What to work on
Write all of the entries again. Keep them exactly as they are.

The data
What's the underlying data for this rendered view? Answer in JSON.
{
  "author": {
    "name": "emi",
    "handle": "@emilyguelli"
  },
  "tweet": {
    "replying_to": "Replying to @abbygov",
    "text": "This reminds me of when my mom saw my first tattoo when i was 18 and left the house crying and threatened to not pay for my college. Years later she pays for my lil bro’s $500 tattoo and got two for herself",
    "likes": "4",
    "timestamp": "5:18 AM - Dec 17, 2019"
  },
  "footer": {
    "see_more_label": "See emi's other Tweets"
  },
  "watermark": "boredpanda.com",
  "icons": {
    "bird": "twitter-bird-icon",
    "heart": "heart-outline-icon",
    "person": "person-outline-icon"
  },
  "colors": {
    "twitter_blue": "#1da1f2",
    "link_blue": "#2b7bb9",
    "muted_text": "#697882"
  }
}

Task output
What's the underlying data for this rendered view? Answer in JSON.
{
  "author": {
    "name": "emi",
    "handle": "@emilyguelli"
  },
  "tweet": {
    "replying_to": "Replying to @abbygov",
    "text": "This reminds me of when my mom saw my first tattoo when i was 18 and left the house crying and threatened to not pay for my college. Years later she pays for my lil bro’s $500 tattoo and got two for herself",
    "likes": "4",
    "timestamp": "5:18 AM - Dec 17, 2019"
  },
  "footer": {
    "see_more_label": "See emi's other Tweets"
  },
  "watermark": "boredpanda.com",
  "icons": {
    "bird": "twitter-bird-icon",
    "heart": "heart-outline-icon",
    "person": "person-outline-icon"
  },
  "colors": {
    "twitter_blue": "#1da1f2",
    "link_blue": "#2b7bb9",
    "muted_text": "#697882"
  }
}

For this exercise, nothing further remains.